*Your instructions*:
Give the listing again in full, exactly as written.

*Exercise data*:

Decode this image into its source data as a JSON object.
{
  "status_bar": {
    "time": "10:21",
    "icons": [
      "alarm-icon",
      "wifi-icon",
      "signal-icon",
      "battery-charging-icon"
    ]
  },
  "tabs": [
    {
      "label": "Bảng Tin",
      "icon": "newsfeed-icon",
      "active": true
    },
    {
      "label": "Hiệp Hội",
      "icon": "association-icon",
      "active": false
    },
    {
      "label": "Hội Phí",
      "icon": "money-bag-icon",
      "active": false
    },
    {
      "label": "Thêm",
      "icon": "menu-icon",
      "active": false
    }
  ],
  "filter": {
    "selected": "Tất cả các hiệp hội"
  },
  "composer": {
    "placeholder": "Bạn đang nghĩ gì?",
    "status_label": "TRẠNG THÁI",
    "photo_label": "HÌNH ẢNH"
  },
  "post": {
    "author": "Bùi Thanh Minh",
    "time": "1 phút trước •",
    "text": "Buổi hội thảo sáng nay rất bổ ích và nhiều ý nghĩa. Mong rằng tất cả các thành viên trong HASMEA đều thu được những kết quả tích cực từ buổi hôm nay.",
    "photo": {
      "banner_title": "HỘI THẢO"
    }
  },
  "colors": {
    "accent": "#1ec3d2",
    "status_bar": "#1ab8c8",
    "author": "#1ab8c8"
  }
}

*Result of this exercise*:
Decode this image into its source data as a JSON object.
{
  "status_bar": {
    "time": "10:21",
    "icons": [
      "alarm-icon",
      "wifi-icon",
      "signal-icon",
      "battery-charging-icon"
    ]
  },
  "tabs": [
    {
      "label": "Bảng Tin",
      "icon": "newsfeed-icon",
      "active": true
    },
    {
      "label": "Hiệp Hội",
      "icon": "association-icon",
      "active": false
    },
    {
      "label": "Hội Phí",
      "icon": "money-bag-icon",
      "active": false
    },
    {
      "label": "Thêm",
      "icon": "menu-icon",
      "active": false
    }
  ],
  "filter": {
    "selected": "Tất cả các hiệp hội"
  },
  "composer": {
    "placeholder": "Bạn đang nghĩ gì?",
    "status_label": "TRẠNG THÁI",
    "photo_label": "HÌNH ẢNH"
  },
  "post": {
    "author": "Bùi Thanh Minh",
    "time": "1 phút trước •",
    "text": "Buổi hội thảo sáng nay rất bổ ích và nhiều ý nghĩa. Mong rằng tất cả các thành viên trong HASMEA đều thu được những kết quả tích cực từ buổi hôm nay.",
    "photo": {
      "banner_title": "HỘI THẢO"
    }
  },
  "colors": {
    "accent": "#1ec3d2",
    "status_bar": "#1ab8c8",
    "author": "#1ab8c8"
  }
}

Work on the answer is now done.